This is the variance for our mean response (case 2). But, for a prediction of a future observation (case 1), recall that we need the variance of $x_0^T\hat{\beta} + \epsilon$; $\epsilon$ has variance $\sigma^2$ and is assumed to be independent of $\hat{\beta}$. Using some simple algebra, this results in the following confidence intervals:

1. CI for a single future response for $x_0$: $$\hat{y}_0\pm t_{n-p}^{(\alpha/2)}\hat{\sigma}\sqrt{x_0^T(X^TX)^{-1}x_0 + 1}$$

2. CI for the mean response given $x_0$: $$\hat{y}_0\pm t_{n-p}^{(\alpha/2)}\hat{\sigma}\sqrt{x_0^T(X^TX)^{-1}x_0}$$

Where $t_{n-p}^{\alpha/2}$ is a t-statistic with $n-p$ degrees of freedom at the $\alpha/2$ quantile.

Hopefully this makes it a bit clearer why the prediction interval is always wider, and what the underlying difference between the two intervals is. This example was adapted from Faraway, Linear Models with R, Sec. 4.1.

The difference between a prediction interval and a confidence interval is the standard error.

The standard error for a confidence interval on the mean takes into account the uncertainty due to sampling.
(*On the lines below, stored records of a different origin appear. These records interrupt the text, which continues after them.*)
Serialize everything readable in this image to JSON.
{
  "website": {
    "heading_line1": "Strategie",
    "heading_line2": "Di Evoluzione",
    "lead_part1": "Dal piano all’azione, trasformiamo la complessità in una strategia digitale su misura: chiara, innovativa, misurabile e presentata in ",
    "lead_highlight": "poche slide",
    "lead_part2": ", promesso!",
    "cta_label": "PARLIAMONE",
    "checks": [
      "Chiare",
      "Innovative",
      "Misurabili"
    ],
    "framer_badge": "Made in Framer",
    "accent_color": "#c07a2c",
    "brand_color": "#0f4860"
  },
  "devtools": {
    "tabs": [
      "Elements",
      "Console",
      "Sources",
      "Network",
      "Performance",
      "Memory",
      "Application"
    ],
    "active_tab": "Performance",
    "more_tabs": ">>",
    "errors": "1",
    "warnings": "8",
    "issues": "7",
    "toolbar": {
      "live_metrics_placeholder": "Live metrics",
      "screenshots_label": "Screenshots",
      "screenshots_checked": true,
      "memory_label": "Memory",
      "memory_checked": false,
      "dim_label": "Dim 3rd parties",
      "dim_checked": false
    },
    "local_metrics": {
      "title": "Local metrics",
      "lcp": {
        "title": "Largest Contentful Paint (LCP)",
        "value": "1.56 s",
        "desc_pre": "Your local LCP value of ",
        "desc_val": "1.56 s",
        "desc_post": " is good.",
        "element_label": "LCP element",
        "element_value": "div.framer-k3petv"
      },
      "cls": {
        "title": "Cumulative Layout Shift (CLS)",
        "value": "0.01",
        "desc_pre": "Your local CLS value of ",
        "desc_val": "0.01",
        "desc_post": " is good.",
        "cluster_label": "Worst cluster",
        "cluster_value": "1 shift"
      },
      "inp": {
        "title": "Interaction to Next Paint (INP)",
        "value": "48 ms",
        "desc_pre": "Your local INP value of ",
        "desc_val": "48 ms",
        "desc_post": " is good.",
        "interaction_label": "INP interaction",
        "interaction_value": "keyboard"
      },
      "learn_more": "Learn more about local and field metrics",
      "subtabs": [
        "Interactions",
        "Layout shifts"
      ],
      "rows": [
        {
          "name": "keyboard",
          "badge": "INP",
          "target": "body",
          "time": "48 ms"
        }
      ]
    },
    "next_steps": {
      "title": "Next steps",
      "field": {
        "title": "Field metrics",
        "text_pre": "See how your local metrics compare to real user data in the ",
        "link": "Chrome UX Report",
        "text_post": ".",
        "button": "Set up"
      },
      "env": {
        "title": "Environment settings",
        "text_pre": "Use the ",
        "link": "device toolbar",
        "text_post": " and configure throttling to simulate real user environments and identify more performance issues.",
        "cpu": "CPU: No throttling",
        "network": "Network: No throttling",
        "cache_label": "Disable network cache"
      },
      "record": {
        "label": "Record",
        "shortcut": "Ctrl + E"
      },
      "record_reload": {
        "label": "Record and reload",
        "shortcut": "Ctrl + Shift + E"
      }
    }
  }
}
The line you computed from your sample will be different from the line that would have been computed if you had the entire population, the standard error takes this uncertainty into account.

The standard error for a prediction interval on an individual observation takes into account the uncertainty due to sampling like above, but also takes into account the variability of the individuals around the predicted mean. The standard error for the prediction interval will be wider than for the confidence interval and hence the prediction interval will be wider than the confidence interval.

I found the following explanation helpful:

Confidence intervals tell you about how well you have determined the mean. Assume that the data really are randomly sampled from a Gaussian distribution. If you do this many times, and calculate a confidence interval of the mean from each sample, you'd expect about 95 % of those intervals to include the true value of the population mean. The key point is that the confidence interval tells you about the likely location of the true population parameter.

Prediction intervals tell you where you can expect to see the next data point sampled. Assume that the data really are randomly sampled from a Gaussian distribution. Collect a sample of data and calculate a prediction interval. Then sample one more value from the population. If you do this many times, you'd expect that next value to lie within that prediction interval in 95% of the samples.The key point is that the prediction interval tells you about the distribution of values, not the uncertainty in determining the population mean.

Prediction intervals must account for both the uncertainty in knowing the value of the population mean, plus data scatter. So a prediction interval is always wider than a confidence interval.

• What the heck is meant by "data scatter" here? – tel Jun 5 '17 at 21:56
• @tel: Obviously the variance – vonjd Jun 6 '17 at 6:50